As an adult Epcot continues to impress and teach me. The first Segway I ever saw – it was still kind of under wraps at this time, in early 2002 - was when I caught a glimpse of two Disney cast members furtively moving one from one building to another. (When I rushed over to them and asked, “Is that a Segway??” they played dumb and whisked it away.) In the “Behind the Seeds” tour guests can see developments in agricultural research. The Innoventions pavilion allows for hands-on interaction with new technological products. This past spring my son and I looked at various pepper plants and he learned about capsaicin.

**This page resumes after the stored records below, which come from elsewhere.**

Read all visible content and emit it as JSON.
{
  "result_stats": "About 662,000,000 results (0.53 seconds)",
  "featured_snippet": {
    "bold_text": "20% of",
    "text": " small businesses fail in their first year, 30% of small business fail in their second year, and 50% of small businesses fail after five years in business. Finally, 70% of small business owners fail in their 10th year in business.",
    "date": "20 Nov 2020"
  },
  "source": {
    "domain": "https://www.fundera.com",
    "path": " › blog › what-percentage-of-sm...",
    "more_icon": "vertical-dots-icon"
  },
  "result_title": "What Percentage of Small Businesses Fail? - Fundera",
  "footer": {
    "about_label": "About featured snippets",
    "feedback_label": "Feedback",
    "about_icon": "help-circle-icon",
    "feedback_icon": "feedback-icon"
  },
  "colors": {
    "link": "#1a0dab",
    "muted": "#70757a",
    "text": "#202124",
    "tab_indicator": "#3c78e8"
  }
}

I have taken my daughter, now 24, and my son, 7, to Epcot many times and have seen the same wonder from them that I experienced as a child.

Whether you call it “infotainment” or “edutainment” or informal education, Epcot offers an exposure to STEM concepts at a quality and scale unlike few places on earth. Of course, I recognize this an experience that comes with a pretty steep price tag, and I realize not everyone can get to Epcot. Examples exist on linkengineering.org for those seeking close-to-home informal education experiences. There is even a video series called “The Science of Disney Imagineering,” for home use.

So here is to Walt’s original vision and its evolutions over the past 35 years…and to the engineers and scientists today who can trace their career inspiration to a childhood visit to Epcot. Did a childhood vacation inspire your STEM career? Log in and tell us!